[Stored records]
+===+
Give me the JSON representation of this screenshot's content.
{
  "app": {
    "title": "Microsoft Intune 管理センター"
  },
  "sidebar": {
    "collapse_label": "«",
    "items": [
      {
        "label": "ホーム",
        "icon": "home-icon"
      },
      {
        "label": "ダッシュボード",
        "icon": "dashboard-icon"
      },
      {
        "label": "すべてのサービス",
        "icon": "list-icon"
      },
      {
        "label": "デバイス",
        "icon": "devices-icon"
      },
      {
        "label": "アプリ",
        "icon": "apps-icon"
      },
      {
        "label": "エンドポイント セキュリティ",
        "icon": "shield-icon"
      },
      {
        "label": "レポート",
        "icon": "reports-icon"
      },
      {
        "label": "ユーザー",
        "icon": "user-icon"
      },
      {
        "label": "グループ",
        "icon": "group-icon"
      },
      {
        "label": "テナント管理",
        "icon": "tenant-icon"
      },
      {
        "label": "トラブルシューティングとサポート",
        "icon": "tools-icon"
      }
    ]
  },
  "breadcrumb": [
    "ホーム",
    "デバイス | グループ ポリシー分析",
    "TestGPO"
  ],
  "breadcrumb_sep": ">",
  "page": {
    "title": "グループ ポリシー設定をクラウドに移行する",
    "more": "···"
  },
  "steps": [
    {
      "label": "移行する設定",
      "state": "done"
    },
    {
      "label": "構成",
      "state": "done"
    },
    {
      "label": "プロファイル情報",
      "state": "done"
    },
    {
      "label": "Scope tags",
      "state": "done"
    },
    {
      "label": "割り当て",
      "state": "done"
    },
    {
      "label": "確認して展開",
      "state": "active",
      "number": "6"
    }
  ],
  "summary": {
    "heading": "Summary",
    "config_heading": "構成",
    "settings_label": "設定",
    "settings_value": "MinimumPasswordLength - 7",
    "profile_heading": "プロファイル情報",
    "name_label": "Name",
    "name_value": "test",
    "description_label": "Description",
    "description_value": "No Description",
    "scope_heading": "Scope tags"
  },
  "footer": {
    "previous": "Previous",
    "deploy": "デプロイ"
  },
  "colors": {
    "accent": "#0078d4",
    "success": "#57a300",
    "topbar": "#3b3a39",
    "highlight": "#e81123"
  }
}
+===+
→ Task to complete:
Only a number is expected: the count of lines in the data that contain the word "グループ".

→ Finished task:
3